“If you want to innovate, you have to be willing to fail,” she says. “And if you don’t fail, you’re probably not really innovating. You’re either doing something incremental or you didn’t look deep enough into what could go wrong, and it’ll go wrong later.”
Celniker says she once had a company fail after going all the way through hugely expensive testing in patients. She still cringes at the thought, but doesn’t regret it.
“Am I glad I tried? Absolutely. Did I learn a lot? Absolutely did. Did the patients learn a lot? Did the next innovator learn a lot? Absolutely,” she says. “So it’s part of what we do. You’re not innovating if you’re not failing.”
Langer says he counters his own failures by finding joy where he can — often in front of a classroom of students.
“If one of my students gets a great job offer, if we get a grant, if we get a paper in a good journal, it makes me very happy,” he says. “Even giving a lecture and students laughing at my jokes, it makes me feel happy.”
And despite the risks, he’s still really excited about starting companies based on his science.
“I mean, I just think it’s a really exciting life,” Langer says.
For her part, after getting laid off from her biotech a few years ago, Freeland retreated to the relative safety of a management consulting job. She’s planning to go to business school.
But Freeland says she might be willing to try another startup some day.

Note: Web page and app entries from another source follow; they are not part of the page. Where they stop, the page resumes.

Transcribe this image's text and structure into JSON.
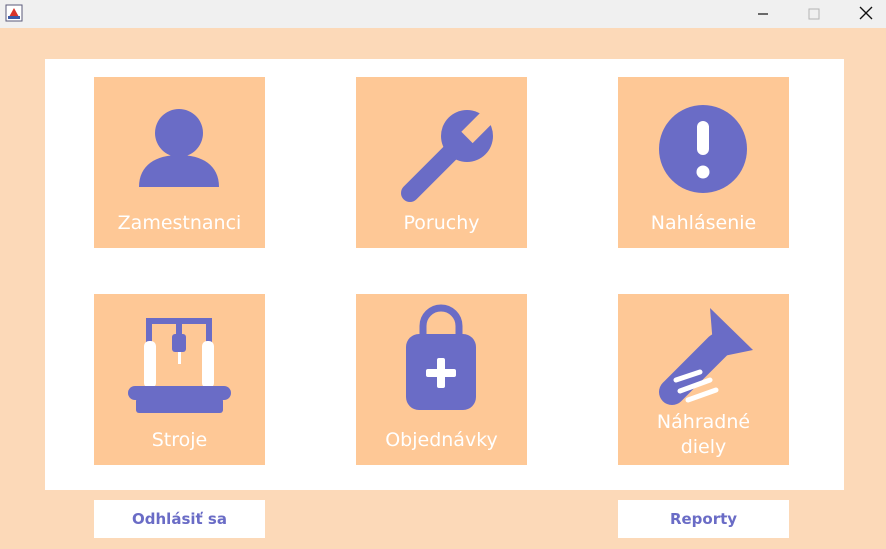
{
  "colors": {
    "background": "#fcd9b8",
    "panel": "#ffffff",
    "tile": "#fec896",
    "icon": "#6a6cc6",
    "label": "#ffffff"
  },
  "window": {
    "app_icon": "java-app-icon",
    "minimize_icon": "minimize-icon",
    "maximize_icon": "maximize-icon",
    "close_icon": "close-icon"
  },
  "tiles": [
    {
      "label": "Zamestnanci",
      "icon": "person-icon"
    },
    {
      "label": "Poruchy",
      "icon": "wrench-icon"
    },
    {
      "label": "Nahlásenie",
      "icon": "alert-icon"
    },
    {
      "label": "Stroje",
      "icon": "machine-icon"
    },
    {
      "label": "Objednávky",
      "icon": "shopping-bag-plus-icon"
    },
    {
      "label_line1": "Náhradné",
      "label_line2": "diely",
      "icon": "screw-icon"
    }
  ],
  "buttons": {
    "logout": "Odhlásiť sa",
    "reports": "Reporty"
  }
}
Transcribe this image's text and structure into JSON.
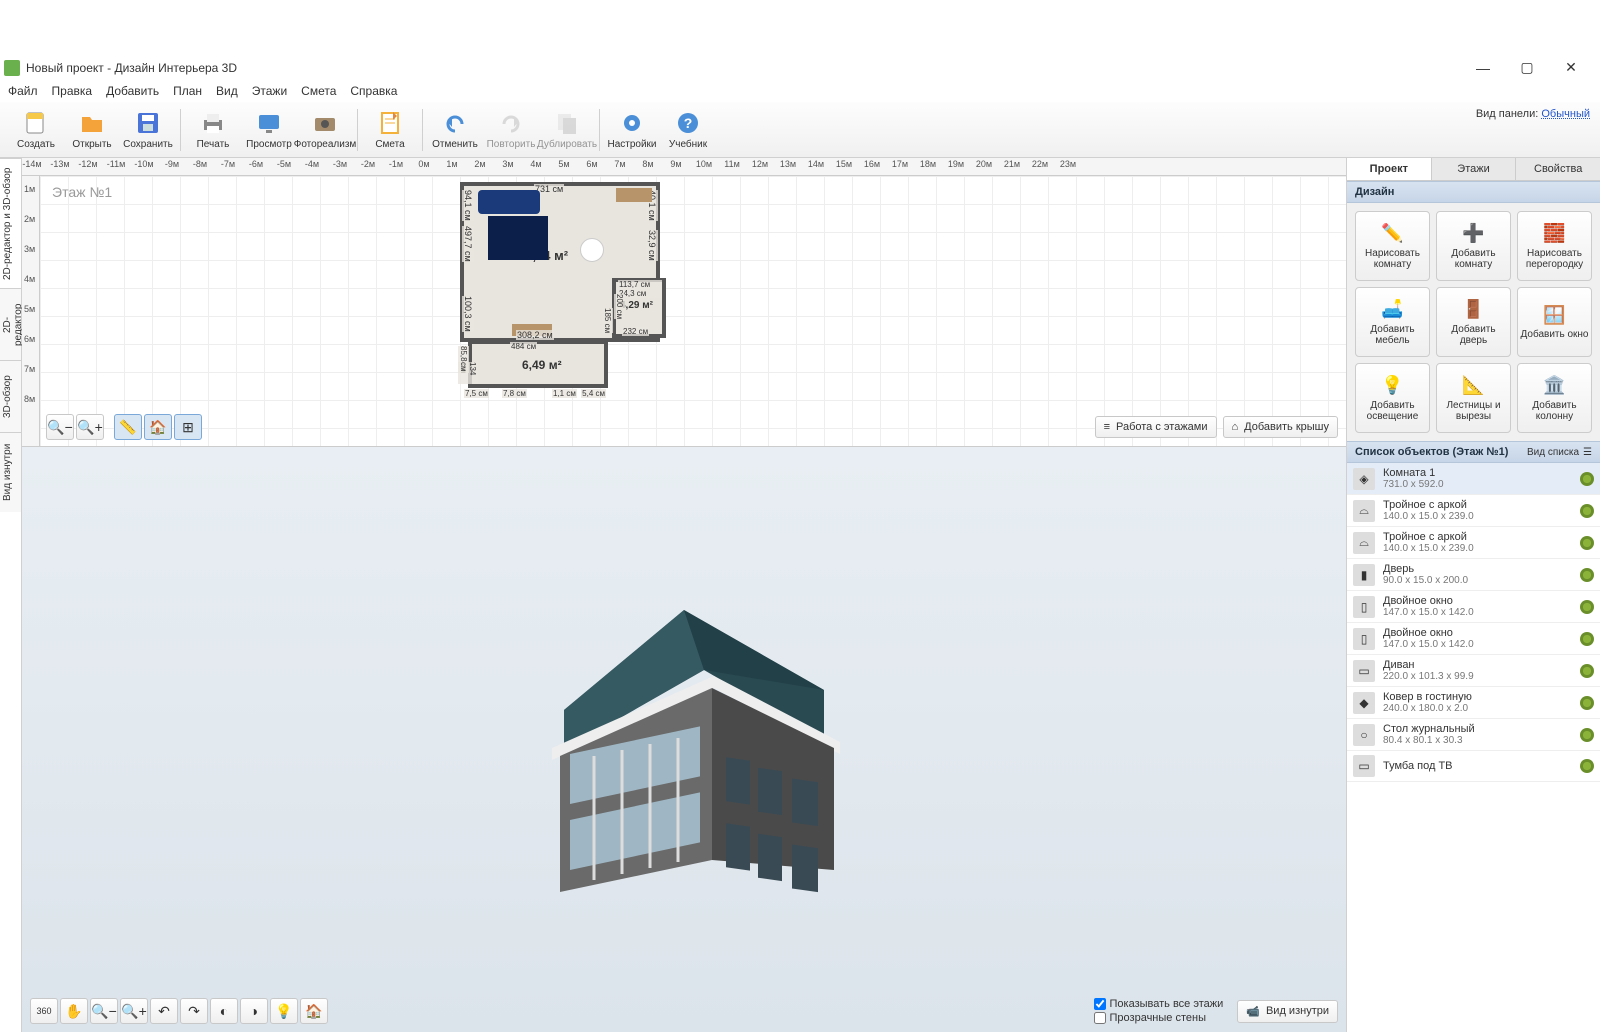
{
  "window": {
    "title": "Новый проект - Дизайн Интерьера 3D",
    "min": "—",
    "max": "▢",
    "close": "✕"
  },
  "menu": [
    "Файл",
    "Правка",
    "Добавить",
    "План",
    "Вид",
    "Этажи",
    "Смета",
    "Справка"
  ],
  "toolbar": [
    {
      "label": "Создать",
      "icon": "file",
      "color": "#f7c948"
    },
    {
      "label": "Открыть",
      "icon": "folder",
      "color": "#f4a23a"
    },
    {
      "label": "Сохранить",
      "icon": "save",
      "color": "#4a74d8"
    },
    {
      "sep": true
    },
    {
      "label": "Печать",
      "icon": "print",
      "color": "#888"
    },
    {
      "label": "Просмотр",
      "icon": "screen",
      "color": "#4a8fd8"
    },
    {
      "label": "Фотореализм",
      "icon": "camera",
      "color": "#a38a6a"
    },
    {
      "sep": true
    },
    {
      "label": "Смета",
      "icon": "note",
      "color": "#f4b23a"
    },
    {
      "sep": true
    },
    {
      "label": "Отменить",
      "icon": "undo",
      "color": "#4a8fd8"
    },
    {
      "label": "Повторить",
      "icon": "redo",
      "color": "#bbb",
      "disabled": true
    },
    {
      "label": "Дублировать",
      "icon": "dup",
      "color": "#bbb",
      "disabled": true
    },
    {
      "sep": true
    },
    {
      "label": "Настройки",
      "icon": "gear",
      "color": "#4a8fd8"
    },
    {
      "label": "Учебник",
      "icon": "help",
      "color": "#4a8fd8"
    }
  ],
  "panel_mode_label": "Вид панели:",
  "panel_mode_value": "Обычный",
  "left_tabs": [
    {
      "label": "2D-редактор и 3D-обзор",
      "active": true
    },
    {
      "label": "2D-редактор",
      "active": false
    },
    {
      "label": "3D-обзор",
      "active": false
    },
    {
      "label": "Вид изнутри",
      "active": false
    }
  ],
  "ruler_h": [
    "-14м",
    "-13м",
    "-12м",
    "-11м",
    "-10м",
    "-9м",
    "-8м",
    "-7м",
    "-6м",
    "-5м",
    "-4м",
    "-3м",
    "-2м",
    "-1м",
    "0м",
    "1м",
    "2м",
    "3м",
    "4м",
    "5м",
    "6м",
    "7м",
    "8м",
    "9м",
    "10м",
    "11м",
    "12м",
    "13м",
    "14м",
    "15м",
    "16м",
    "17м",
    "18м",
    "19м",
    "20м",
    "21м",
    "22м",
    "23м"
  ],
  "ruler_v": [
    "1м",
    "2м",
    "3м",
    "4м",
    "5м",
    "6м",
    "7м",
    "8м"
  ],
  "plan": {
    "floor_label": "Этаж №1",
    "main_area": "38,34 м²",
    "small_area1": "4,29 м²",
    "small_area2": "6,49 м²",
    "dims": {
      "top": "731 см",
      "left_upper": "94,1 см",
      "left_mid": "497,7 см",
      "left_lower": "100,3 см",
      "left_bottom": "85,8 см",
      "left_bottom2": "134 см",
      "bottom_left": "7,5 см",
      "bottom_mid": "7,8 см",
      "bottom_right": "1,1 см",
      "inner_bottom": "308,2 см",
      "inner_bottom2": "484 см",
      "inner_right": "200 см",
      "inner_right2": "185 см",
      "inner_right3": "232 см",
      "right_upper": "40.1 см",
      "right_mid": "32,9 см",
      "right_door": "113,7 см 24,3 см",
      "right_bottom": "5,4 см"
    }
  },
  "plan_tools": [
    "zoom-out",
    "zoom-in",
    "ruler",
    "home",
    "grid"
  ],
  "plan_right_btns": [
    {
      "label": "Работа с этажами",
      "icon": "layers"
    },
    {
      "label": "Добавить крышу",
      "icon": "roof"
    }
  ],
  "view3d_tools": [
    "rotate360",
    "hand",
    "zoom-out",
    "zoom-in",
    "orbit-l",
    "orbit-r",
    "lasso-l",
    "lasso-r",
    "bulb",
    "home"
  ],
  "view3d_checks": [
    {
      "label": "Показывать все этажи",
      "checked": true
    },
    {
      "label": "Прозрачные стены",
      "checked": false
    }
  ],
  "view3d_inside_btn": "Вид изнутри",
  "right_panel": {
    "tabs": [
      {
        "label": "Проект",
        "active": true
      },
      {
        "label": "Этажи",
        "active": false
      },
      {
        "label": "Свойства",
        "active": false
      }
    ],
    "design_header": "Дизайн",
    "design_buttons": [
      {
        "label": "Нарисовать комнату",
        "icon": "✏️",
        "color": "#d8a838"
      },
      {
        "label": "Добавить комнату",
        "icon": "➕",
        "color": "#4aa84a"
      },
      {
        "label": "Нарисовать перегородку",
        "icon": "🧱",
        "color": "#c86a4a"
      },
      {
        "label": "Добавить мебель",
        "icon": "🛋️",
        "color": "#5a8ad8"
      },
      {
        "label": "Добавить дверь",
        "icon": "🚪",
        "color": "#c88a3a"
      },
      {
        "label": "Добавить окно",
        "icon": "🪟",
        "color": "#5a8ad8"
      },
      {
        "label": "Добавить освещение",
        "icon": "💡",
        "color": "#e8c848"
      },
      {
        "label": "Лестницы и вырезы",
        "icon": "📐",
        "color": "#a86a4a"
      },
      {
        "label": "Добавить колонну",
        "icon": "🏛️",
        "color": "#aaa"
      }
    ],
    "objlist_header": "Список объектов (Этаж №1)",
    "objlist_viewlabel": "Вид списка",
    "objects": [
      {
        "name": "Комната 1",
        "dim": "731.0 x 592.0",
        "icon": "◈",
        "sel": true
      },
      {
        "name": "Тройное с аркой",
        "dim": "140.0 x 15.0 x 239.0",
        "icon": "⌓"
      },
      {
        "name": "Тройное с аркой",
        "dim": "140.0 x 15.0 x 239.0",
        "icon": "⌓"
      },
      {
        "name": "Дверь",
        "dim": "90.0 x 15.0 x 200.0",
        "icon": "▮"
      },
      {
        "name": "Двойное окно",
        "dim": "147.0 x 15.0 x 142.0",
        "icon": "▯"
      },
      {
        "name": "Двойное окно",
        "dim": "147.0 x 15.0 x 142.0",
        "icon": "▯"
      },
      {
        "name": "Диван",
        "dim": "220.0 x 101.3 x 99.9",
        "icon": "▭"
      },
      {
        "name": "Ковер в гостиную",
        "dim": "240.0 x 180.0 x 2.0",
        "icon": "◆"
      },
      {
        "name": "Стол журнальный",
        "dim": "80.4 x 80.1 x 30.3",
        "icon": "○"
      },
      {
        "name": "Тумба под ТВ",
        "dim": "",
        "icon": "▭"
      }
    ]
  }
}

“The idea that you really get to suddenly make an impact in a place where you see that there’s a need and that you can so directly do that — there’s nothing like that,” she says.